In past years government has claimed that it has delayed issuing broadcasting licences for radio and television because it is in the process of migrating all broadcasting from the traditional analogue broadcasting platform to the digital format. Periodically, we have received piecemeal ”updates” on this mammoth project’s progress, but rarely an overall view of what it all entails. It is, in fact, running several years behind schedule, due in part, to a lack of funds needed to complete it.
Government and broadcasting authorities have been deliberately vague about the details of how the migration to digital broadcasting is going to affect consumers, but the impression has been given that it will – once complete – affect all broadcasting platforms.
In truth, however, the main focus is on digital terrestrial television (DTTV) broadcasting and will not initially affect traditional analogue radio broadcasting, although much of the infrastructure for digital audio (radio) broadcasting (DAB) will have been included in the digital migration.

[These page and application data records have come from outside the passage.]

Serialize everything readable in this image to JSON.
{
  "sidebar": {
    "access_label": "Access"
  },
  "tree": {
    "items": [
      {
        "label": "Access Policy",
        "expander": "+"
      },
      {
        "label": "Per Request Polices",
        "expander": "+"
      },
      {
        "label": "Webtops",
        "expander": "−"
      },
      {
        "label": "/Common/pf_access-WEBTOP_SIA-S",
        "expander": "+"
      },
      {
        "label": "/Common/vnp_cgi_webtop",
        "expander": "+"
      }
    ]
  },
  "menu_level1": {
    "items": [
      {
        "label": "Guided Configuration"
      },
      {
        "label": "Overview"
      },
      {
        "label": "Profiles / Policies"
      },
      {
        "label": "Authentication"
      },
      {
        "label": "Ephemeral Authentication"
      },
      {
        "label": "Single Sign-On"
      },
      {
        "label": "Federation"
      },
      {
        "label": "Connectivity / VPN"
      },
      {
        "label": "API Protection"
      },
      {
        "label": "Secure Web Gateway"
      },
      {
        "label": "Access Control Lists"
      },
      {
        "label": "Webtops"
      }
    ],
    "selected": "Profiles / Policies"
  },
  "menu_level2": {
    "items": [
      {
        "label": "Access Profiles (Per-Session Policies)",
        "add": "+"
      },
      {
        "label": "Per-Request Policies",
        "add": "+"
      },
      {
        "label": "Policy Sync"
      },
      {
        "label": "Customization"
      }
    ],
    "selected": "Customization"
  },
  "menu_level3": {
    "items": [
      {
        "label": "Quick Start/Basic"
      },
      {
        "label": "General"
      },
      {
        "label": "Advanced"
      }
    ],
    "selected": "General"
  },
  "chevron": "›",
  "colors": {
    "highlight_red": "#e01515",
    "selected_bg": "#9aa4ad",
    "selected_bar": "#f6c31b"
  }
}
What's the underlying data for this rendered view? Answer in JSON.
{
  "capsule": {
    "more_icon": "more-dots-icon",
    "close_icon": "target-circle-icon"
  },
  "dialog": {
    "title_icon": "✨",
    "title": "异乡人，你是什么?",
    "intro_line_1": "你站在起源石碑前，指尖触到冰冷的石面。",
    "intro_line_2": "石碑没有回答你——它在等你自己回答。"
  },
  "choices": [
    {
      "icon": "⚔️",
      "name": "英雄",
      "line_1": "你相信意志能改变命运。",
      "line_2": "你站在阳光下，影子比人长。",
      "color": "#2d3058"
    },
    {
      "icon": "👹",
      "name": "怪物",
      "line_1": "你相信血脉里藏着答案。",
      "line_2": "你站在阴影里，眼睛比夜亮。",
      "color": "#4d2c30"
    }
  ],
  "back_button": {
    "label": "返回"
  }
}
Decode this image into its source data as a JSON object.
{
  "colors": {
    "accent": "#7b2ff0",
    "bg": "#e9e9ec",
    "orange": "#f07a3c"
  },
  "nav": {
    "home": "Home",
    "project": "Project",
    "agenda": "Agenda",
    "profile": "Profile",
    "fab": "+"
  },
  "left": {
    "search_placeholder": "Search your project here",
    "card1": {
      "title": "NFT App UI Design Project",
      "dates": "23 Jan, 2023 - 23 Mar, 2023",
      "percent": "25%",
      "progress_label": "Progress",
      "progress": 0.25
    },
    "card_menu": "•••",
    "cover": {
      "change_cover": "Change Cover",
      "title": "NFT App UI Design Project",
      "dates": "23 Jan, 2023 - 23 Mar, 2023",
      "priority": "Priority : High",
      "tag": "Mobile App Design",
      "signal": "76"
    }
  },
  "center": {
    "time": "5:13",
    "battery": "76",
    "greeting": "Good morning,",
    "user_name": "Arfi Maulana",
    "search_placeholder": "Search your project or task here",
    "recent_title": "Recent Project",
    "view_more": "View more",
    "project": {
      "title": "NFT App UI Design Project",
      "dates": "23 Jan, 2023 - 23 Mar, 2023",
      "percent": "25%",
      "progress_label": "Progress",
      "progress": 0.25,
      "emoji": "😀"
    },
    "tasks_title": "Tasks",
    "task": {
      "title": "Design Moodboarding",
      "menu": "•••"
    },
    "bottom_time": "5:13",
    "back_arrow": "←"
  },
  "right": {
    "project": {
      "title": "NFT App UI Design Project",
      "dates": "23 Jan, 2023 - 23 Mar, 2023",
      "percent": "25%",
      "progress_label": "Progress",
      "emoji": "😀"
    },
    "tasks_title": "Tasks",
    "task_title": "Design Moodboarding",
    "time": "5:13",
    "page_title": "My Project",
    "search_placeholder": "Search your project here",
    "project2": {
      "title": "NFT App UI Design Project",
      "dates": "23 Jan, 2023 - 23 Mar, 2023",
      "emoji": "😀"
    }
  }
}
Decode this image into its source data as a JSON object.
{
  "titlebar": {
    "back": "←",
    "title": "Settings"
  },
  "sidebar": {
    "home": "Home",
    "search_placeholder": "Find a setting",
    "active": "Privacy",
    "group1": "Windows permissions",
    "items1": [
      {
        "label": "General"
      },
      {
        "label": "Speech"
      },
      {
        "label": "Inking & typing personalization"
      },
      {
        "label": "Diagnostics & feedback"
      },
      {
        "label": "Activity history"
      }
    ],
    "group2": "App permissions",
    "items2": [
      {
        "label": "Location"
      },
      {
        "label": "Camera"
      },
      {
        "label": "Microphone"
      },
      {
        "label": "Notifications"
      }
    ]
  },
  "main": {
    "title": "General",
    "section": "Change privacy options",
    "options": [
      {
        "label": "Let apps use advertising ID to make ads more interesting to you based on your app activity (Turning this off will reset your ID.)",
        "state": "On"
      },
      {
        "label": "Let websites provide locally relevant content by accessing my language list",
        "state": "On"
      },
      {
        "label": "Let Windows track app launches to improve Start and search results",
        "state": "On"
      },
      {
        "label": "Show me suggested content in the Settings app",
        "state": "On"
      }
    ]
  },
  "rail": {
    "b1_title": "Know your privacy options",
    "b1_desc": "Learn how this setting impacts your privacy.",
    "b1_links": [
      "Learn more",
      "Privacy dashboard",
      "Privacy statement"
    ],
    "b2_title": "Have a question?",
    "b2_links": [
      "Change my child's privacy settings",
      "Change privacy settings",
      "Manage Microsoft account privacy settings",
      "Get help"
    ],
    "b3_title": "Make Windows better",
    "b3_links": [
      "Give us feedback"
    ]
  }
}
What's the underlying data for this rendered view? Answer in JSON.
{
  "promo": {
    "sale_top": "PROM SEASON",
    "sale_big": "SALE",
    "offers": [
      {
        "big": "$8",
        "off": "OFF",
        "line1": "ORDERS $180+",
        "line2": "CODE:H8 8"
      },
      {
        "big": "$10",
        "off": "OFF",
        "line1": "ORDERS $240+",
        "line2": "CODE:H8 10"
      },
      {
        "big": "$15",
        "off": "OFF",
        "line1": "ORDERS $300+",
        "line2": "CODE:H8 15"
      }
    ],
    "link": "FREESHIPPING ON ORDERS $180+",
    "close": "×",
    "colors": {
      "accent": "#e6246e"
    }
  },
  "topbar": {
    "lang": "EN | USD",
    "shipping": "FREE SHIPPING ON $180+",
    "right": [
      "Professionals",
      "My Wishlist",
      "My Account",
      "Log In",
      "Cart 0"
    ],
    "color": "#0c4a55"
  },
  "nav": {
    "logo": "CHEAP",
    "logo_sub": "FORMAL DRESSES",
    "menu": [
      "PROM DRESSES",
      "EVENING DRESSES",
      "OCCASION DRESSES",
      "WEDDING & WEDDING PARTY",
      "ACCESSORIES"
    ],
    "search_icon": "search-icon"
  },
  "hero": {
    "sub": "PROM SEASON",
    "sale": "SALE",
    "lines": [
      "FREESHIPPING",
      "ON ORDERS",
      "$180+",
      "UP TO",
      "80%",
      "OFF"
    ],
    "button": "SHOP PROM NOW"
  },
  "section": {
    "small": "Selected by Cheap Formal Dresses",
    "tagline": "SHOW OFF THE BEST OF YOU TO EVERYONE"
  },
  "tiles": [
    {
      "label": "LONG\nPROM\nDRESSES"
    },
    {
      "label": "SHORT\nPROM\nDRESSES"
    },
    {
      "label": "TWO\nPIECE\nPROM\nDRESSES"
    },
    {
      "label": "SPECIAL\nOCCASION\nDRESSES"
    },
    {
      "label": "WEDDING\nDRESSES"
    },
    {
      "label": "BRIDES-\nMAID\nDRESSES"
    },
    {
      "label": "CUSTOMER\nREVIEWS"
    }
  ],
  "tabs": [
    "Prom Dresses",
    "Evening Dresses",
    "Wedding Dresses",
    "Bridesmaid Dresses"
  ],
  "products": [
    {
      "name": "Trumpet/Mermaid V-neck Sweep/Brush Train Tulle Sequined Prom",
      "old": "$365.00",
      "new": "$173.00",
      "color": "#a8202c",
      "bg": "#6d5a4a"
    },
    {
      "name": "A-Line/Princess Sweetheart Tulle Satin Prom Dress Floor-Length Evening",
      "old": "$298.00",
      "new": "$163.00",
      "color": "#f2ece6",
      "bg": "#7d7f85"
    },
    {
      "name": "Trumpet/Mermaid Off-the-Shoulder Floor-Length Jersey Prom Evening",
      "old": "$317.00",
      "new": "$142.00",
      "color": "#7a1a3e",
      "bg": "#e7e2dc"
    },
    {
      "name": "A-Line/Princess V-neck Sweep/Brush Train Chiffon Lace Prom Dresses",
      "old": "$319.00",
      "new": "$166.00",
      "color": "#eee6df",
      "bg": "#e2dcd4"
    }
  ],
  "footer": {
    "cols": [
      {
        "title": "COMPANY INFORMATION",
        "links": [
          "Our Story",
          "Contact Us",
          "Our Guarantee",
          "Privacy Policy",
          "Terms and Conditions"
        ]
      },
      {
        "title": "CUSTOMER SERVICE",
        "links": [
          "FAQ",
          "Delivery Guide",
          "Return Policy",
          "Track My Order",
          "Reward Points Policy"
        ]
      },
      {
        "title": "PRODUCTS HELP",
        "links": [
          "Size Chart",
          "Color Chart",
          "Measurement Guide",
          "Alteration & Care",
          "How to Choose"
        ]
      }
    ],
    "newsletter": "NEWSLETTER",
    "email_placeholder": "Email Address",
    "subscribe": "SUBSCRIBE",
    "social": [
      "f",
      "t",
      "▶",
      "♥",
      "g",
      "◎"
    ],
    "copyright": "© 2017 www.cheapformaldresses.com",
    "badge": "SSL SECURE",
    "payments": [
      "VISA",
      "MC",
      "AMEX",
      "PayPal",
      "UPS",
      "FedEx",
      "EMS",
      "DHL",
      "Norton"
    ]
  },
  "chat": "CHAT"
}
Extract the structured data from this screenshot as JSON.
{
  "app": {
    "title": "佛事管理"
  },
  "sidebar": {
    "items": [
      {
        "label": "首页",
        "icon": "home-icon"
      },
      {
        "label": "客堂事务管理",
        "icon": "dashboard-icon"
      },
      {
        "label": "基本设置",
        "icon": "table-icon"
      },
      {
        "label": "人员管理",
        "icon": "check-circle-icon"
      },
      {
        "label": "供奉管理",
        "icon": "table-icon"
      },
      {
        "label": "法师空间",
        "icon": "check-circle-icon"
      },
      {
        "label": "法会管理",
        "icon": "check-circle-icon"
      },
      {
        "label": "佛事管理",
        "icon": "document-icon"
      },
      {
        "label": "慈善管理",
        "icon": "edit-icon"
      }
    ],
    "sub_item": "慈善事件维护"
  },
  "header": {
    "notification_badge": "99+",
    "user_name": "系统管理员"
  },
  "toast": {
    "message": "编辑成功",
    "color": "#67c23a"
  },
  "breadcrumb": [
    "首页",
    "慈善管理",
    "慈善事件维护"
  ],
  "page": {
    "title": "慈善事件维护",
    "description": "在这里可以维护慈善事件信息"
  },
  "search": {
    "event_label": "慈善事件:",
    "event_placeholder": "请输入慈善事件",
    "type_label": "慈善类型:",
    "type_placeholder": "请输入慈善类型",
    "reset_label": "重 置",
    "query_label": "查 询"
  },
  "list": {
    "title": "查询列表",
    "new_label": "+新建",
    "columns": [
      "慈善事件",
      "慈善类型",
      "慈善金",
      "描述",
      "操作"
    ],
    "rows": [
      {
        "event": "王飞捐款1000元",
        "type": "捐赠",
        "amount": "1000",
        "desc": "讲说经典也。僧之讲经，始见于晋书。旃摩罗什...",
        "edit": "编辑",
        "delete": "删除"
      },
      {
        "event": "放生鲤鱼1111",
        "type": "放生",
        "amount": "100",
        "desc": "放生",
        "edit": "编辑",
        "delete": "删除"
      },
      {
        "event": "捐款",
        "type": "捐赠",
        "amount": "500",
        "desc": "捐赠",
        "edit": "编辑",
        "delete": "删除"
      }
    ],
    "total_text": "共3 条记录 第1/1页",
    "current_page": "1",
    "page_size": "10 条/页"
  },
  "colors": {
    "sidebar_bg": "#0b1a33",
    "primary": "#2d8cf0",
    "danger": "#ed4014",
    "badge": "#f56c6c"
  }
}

While traditional television sets (receivers) will require consumers to acquire set-top boxes (or to buy complete integrated digital TVs) to receive the digital television signal, digital radio broadcasting will require listeners to completely replace their radios, which would result in a total dislocation of communication between the nation and its broadcasters, including government-controlled state broadcasting. Analogue radio broadcasting will, therefore, remain the main system of radio communication for years to come.
It is therefore important to understand Zimbabwe’s analogue radio frequency broadcasting capacity and to challenge all the laws that restrict the full, fair and equitable allocation and exploitation of this national public resource.
Digital broadcasting – both television and radio – will simply massively expand Zimbabweans’ opportunities to exercise their constitutional rights to establish radio and television broadcasting stations and therefore expand citizens’ ability to access an even wider variety of sources of information and entertainment. But this will not happen without extensive reforms of the laws governing broadcasting activities – including the proposed legislation masquerading as media reforms.
The current system of restricted and selective licensing and channel allocation to broadcasters with links to the ruling party must be brought to an end and replaced with a fair and equitable allocation of the remaining frequency spectrum to all aspiring broadcasters by a genuinely independent broadcasting regulatory authority.
If broadcasting channels can be fully and equitably utilised by a wide variety of broadcasting service providers under both the analogue system of broadcasting and in the coming digital migration, in accordance with the provisions of the Constitution (Sections 61 & 62), Zimbabwe will experience a rapid expansion and growing diversity of voices to be heard in the broadcasting sector, leading to real and significant improvement in citizens’ access to information and freedom of expression. Such a scenario will also serve as a powerful engine for economic development all over the country. But will it remain just another broken dream?